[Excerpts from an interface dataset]
···

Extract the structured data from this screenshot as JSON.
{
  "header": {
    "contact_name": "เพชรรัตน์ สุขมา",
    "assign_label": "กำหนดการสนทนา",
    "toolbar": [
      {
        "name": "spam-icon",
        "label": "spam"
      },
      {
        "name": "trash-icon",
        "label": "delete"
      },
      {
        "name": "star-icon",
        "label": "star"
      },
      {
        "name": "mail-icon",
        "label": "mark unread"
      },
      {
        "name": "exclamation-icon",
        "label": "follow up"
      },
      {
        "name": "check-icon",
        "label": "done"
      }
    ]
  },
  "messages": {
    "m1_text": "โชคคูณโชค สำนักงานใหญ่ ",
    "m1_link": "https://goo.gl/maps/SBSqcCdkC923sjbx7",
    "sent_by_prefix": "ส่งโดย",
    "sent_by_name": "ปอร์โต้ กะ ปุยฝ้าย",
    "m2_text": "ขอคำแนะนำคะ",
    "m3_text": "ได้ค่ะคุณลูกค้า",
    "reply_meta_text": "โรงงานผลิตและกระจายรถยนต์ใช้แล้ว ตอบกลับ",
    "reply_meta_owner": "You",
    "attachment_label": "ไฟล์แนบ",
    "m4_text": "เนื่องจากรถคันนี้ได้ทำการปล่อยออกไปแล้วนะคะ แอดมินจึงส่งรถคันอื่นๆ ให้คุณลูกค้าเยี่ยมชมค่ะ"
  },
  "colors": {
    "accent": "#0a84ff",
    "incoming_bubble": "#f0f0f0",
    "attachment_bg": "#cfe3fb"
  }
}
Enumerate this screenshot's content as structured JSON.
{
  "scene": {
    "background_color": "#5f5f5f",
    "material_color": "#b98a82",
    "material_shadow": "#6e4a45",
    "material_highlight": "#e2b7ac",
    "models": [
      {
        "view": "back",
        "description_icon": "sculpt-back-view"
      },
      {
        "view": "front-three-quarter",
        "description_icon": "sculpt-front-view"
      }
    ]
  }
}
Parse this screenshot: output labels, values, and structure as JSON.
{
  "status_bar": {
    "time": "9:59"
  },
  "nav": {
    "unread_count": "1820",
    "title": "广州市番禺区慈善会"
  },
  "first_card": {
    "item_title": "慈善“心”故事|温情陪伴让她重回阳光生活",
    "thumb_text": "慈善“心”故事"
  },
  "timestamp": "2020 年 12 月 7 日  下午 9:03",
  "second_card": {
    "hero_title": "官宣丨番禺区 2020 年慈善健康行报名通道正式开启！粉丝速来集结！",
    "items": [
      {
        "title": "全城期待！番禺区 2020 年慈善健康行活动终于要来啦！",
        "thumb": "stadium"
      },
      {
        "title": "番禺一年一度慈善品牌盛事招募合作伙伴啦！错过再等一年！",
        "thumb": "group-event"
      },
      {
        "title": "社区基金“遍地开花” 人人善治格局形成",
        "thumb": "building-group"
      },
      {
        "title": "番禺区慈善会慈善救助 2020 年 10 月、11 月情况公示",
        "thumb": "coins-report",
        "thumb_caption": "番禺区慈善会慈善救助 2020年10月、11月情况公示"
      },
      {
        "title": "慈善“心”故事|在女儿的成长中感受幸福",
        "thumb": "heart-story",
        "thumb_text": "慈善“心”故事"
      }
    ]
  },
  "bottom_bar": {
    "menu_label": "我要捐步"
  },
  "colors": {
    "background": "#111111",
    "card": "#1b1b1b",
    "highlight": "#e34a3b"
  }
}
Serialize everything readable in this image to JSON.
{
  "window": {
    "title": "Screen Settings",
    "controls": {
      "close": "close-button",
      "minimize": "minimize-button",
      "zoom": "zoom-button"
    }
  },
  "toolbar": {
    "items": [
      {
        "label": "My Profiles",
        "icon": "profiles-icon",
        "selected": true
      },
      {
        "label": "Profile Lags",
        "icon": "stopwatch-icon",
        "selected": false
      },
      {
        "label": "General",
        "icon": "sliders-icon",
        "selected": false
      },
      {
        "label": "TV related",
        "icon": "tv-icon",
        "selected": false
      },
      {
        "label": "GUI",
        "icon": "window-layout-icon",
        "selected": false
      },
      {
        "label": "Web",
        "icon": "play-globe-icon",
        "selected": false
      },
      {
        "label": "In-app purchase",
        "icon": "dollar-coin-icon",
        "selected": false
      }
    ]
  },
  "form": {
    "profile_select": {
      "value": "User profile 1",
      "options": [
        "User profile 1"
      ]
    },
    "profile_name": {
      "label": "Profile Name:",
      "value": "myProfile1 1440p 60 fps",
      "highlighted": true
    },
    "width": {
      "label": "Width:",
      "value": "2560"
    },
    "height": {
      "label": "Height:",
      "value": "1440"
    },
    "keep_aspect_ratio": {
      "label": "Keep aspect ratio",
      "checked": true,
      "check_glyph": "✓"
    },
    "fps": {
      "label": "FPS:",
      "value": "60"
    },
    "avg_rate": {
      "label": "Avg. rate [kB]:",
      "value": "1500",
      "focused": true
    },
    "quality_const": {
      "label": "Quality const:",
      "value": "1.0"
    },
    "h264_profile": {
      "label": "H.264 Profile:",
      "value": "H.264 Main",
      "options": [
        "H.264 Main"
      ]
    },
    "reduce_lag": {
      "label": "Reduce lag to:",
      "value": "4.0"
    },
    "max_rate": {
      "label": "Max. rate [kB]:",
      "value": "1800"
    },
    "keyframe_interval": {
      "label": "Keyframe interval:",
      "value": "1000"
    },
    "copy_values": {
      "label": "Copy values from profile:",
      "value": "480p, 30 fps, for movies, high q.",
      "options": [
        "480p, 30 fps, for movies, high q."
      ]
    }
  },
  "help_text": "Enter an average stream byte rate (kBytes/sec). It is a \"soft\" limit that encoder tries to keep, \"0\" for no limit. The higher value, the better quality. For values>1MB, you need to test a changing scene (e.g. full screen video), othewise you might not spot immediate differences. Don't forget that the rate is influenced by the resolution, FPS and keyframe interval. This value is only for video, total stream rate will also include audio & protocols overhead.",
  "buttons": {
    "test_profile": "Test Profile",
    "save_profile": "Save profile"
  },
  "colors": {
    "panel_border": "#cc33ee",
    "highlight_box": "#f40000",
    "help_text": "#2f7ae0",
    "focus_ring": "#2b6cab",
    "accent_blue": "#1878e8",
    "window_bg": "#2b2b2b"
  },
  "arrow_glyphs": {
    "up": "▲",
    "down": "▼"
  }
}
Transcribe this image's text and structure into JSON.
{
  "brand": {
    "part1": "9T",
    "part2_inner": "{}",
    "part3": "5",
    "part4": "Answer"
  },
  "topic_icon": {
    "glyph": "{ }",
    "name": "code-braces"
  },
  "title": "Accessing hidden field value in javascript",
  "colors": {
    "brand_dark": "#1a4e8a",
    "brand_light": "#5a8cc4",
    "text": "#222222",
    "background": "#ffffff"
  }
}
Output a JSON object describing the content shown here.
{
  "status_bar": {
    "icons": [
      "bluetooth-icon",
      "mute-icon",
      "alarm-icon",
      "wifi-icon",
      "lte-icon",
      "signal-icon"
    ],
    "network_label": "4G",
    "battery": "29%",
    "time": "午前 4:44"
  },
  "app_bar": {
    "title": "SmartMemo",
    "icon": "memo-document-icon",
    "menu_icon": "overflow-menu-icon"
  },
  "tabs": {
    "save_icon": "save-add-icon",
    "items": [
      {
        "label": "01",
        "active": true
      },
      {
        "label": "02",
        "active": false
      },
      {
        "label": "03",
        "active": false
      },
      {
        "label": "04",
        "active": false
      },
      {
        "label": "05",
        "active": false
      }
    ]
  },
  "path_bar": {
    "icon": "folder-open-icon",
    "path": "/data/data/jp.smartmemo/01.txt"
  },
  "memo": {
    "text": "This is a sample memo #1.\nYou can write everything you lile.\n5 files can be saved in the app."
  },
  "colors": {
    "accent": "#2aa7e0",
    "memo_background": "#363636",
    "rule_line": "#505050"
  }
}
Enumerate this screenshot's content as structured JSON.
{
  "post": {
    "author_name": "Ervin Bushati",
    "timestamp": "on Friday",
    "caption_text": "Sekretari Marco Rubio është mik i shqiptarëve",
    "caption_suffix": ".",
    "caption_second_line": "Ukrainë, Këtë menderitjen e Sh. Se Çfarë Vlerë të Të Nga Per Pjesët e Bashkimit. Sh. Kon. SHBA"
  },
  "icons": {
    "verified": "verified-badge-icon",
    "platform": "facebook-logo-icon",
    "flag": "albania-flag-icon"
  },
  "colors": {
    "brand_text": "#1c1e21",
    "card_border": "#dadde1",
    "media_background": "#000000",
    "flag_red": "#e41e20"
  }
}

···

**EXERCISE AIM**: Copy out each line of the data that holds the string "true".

**COMPLETED EXERCISE**:
        "selected": true
      "highlighted": true
      "checked": true,
      "focused": true
        "active": true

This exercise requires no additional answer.